The Danish administration in Serampore was responsible for maintaining law and order. That said, they preferred not to interfere in local conflicts whenever this could be avoided, even though they had formal power. The town had a courthouse and a jail, which was called the Catcherie derived from the local word for courthouse – kachari. In the beginning, the jail consisted of only two rooms. It was overcrowded and generally, a rather unpleasant place to be. However, in 1803, the Danes commissioned the building of a new, large jail which was considered very modern by the standards of the time.
Respect for Religion
The Danes spoke of the new jail with pride. The added cells made it possible to segregate the prisoners, so that inmates would not have to share cells with people belonging to other religious groups. Hindu, Muslim and Christian Indians were therefore held separately inside the jail. Being forced to live with people who had different rules for eating or were considered religiously unclean was deemed an unreasonable additional punishment by the locals. By segregating the prisoners, the Danes adapted to local customs foreign to their own way of thinking. There were also cells for Serampore’s European criminals.
Still a Jail Today

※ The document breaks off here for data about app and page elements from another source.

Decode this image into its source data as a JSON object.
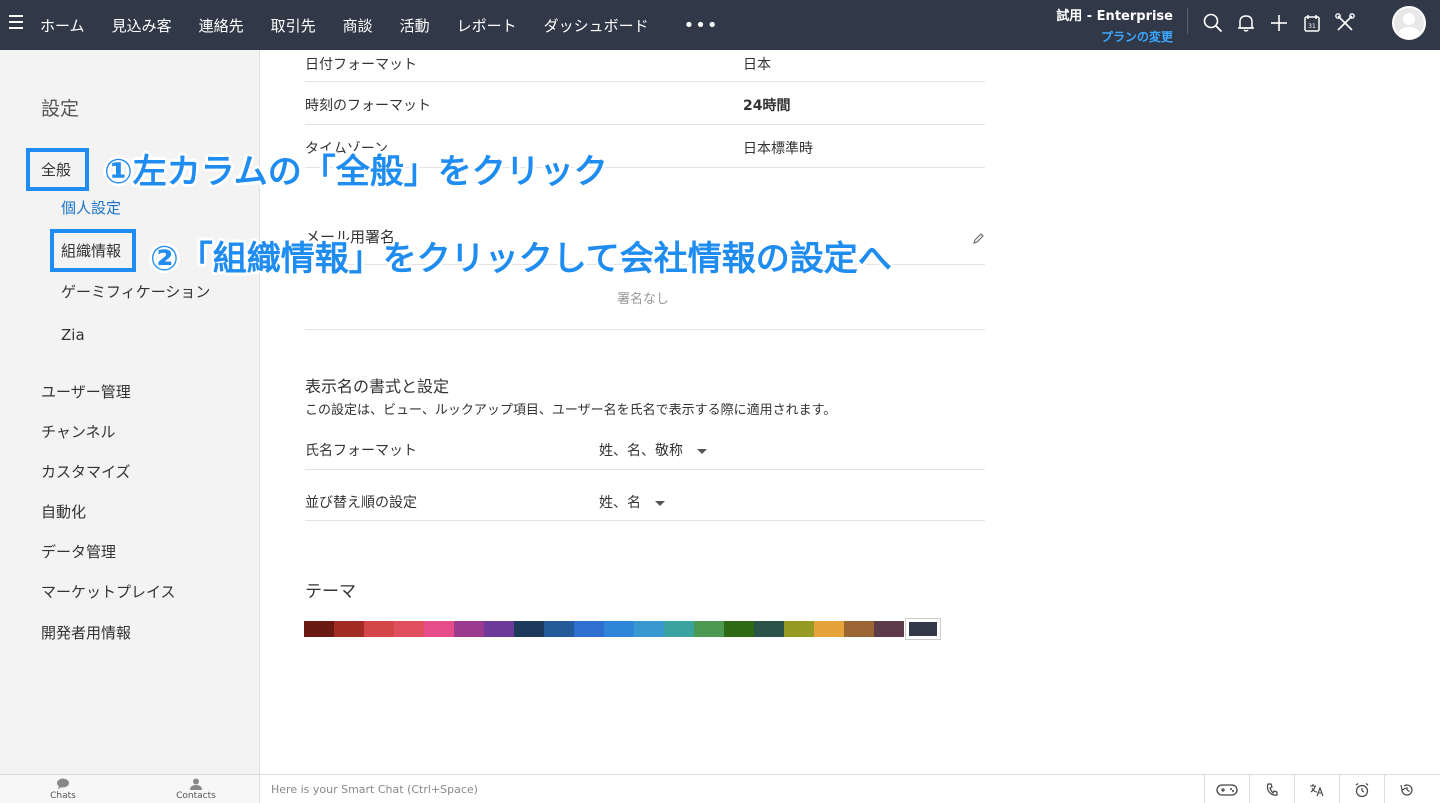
{
  "topbar": {
    "nav": [
      "ホーム",
      "見込み客",
      "連絡先",
      "取引先",
      "商談",
      "活動",
      "レポート",
      "ダッシュボード"
    ],
    "more": "•••",
    "plan_label": "試用 - Enterprise",
    "plan_change": "プランの変更",
    "icons": [
      "search-icon",
      "bell-icon",
      "plus-icon",
      "calendar-icon",
      "tools-icon"
    ]
  },
  "sidebar": {
    "title": "設定",
    "general": "全般",
    "personal": "個人設定",
    "org": "組織情報",
    "gamification": "ゲーミフィケーション",
    "zia": "Zia",
    "items": [
      "ユーザー管理",
      "チャンネル",
      "カスタマイズ",
      "自動化",
      "データ管理",
      "マーケットプレイス",
      "開発者用情報"
    ]
  },
  "settings": {
    "rows": [
      {
        "label": "日付フォーマット",
        "value": "日本"
      },
      {
        "label": "時刻のフォーマット",
        "value": "24時間"
      },
      {
        "label": "タイムゾーン",
        "value": "日本標準時"
      }
    ],
    "signature_title": "メール用署名",
    "signature_empty": "署名なし",
    "display_title": "表示名の書式と設定",
    "display_desc": "この設定は、ビュー、ルックアップ項目、ユーザー名を氏名で表示する際に適用されます。",
    "name_format_label": "氏名フォーマット",
    "name_format_value": "姓、名、敬称",
    "sort_label": "並び替え順の設定",
    "sort_value": "姓、名",
    "theme_title": "テーマ",
    "theme_colors": [
      "#6b1a12",
      "#a22b24",
      "#d44748",
      "#e0505e",
      "#e64b8b",
      "#9b3a8f",
      "#6e3a9a",
      "#1b3a5c",
      "#235a9a",
      "#2e6fd0",
      "#2f86d8",
      "#3798cf",
      "#3ba39f",
      "#4c9a52",
      "#2d6a13",
      "#2a544a",
      "#959a22",
      "#e6a33c",
      "#9c6534",
      "#5e3b4a",
      "#313949"
    ]
  },
  "annotations": {
    "step1": "①左カラムの「全般」をクリック",
    "step2": "②「組織情報」をクリックして会社情報の設定へ"
  },
  "bottombar": {
    "chats": "Chats",
    "contacts": "Contacts",
    "smart_chat": "Here is your Smart Chat (Ctrl+Space)",
    "right_icons": [
      "gamepad-icon",
      "phone-icon",
      "translate-icon",
      "alarm-icon",
      "history-icon"
    ]
  }
}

The British administration kept the jail running after the Danes left Serampore in 1845. When India gained independence in 1947, the Indian authorities assumed control of the jail and the other colonial buildings. The jail continues to function as Serampore Subsidiary Correctional Home. Here, male and female inmates serve their sentences after they have been convicted at the local courthouse. The main gate and surrounding wall from the original building still stand. Behind the wall, a modern building has been erected, but the old cells are still in active use.